* [Exercise instructions]: Report back every line of the entries that contains "text", exactly as written.

* [Available data]:

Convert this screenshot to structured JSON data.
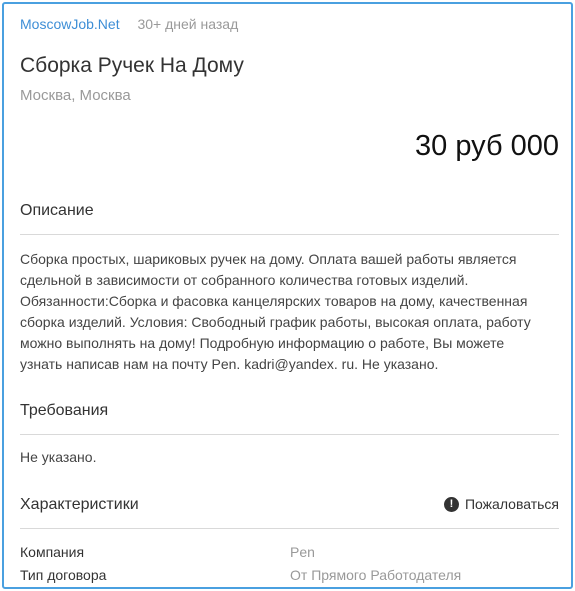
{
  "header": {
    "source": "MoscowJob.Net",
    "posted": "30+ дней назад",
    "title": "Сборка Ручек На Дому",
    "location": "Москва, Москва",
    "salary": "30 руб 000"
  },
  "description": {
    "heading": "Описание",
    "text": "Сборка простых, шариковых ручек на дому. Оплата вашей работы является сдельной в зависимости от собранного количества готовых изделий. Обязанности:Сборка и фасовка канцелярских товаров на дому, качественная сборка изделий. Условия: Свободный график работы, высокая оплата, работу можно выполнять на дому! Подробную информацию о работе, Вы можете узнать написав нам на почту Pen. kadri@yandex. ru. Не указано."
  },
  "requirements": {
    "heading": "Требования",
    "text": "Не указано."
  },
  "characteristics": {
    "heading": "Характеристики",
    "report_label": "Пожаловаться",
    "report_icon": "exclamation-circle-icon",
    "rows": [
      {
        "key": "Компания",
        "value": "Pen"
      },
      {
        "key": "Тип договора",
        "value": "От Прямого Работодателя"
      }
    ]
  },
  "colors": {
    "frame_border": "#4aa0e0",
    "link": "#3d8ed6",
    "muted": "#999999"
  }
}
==
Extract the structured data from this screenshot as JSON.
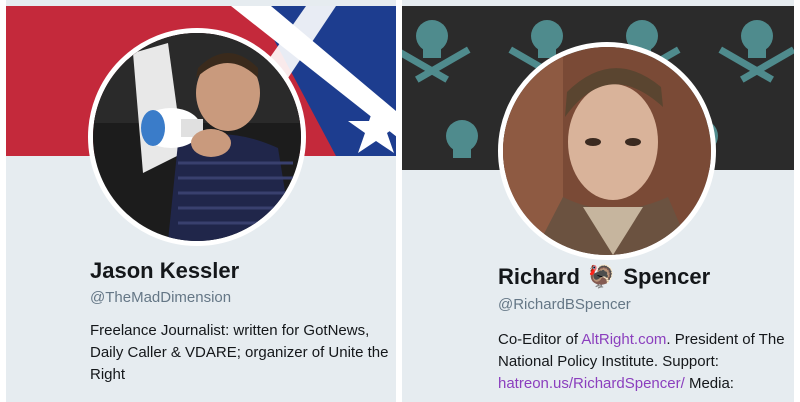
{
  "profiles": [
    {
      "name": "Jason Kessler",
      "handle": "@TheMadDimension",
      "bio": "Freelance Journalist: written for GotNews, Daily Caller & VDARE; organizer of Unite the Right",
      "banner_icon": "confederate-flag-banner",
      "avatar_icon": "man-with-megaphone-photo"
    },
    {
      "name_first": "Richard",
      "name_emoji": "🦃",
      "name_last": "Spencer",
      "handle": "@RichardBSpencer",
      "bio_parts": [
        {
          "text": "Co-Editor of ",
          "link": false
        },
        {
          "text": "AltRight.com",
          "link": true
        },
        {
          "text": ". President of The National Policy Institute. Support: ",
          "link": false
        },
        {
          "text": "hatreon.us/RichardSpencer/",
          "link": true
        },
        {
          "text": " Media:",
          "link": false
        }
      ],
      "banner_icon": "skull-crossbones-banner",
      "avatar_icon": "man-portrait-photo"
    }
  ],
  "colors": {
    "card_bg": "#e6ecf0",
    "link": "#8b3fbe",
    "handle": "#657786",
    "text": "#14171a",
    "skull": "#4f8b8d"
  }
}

* [Reply to the exercise]:
    "text": "Сборка простых, шариковых ручек на дому. Оплата вашей работы является сдельной в зависимости от собранного количества готовых изделий. Обязанности:Сборка и фасовка канцелярских товаров на дому, качественная сборка изделий. Условия: Свободный график работы, высокая оплата, работу можно выполнять на дому! Подробную информацию о работе, Вы можете узнать написав нам на почту Pen. kadri@yandex. ru. Не указано."
    "text": "Не указано."
          "text": "Co-Editor of ",
          "text": "AltRight.com",
          "text": ". President of The National Policy Institute. Support: ",
          "text": "hatreon.us/RichardSpencer/",
          "text": " Media:",
    "text": "#14171a",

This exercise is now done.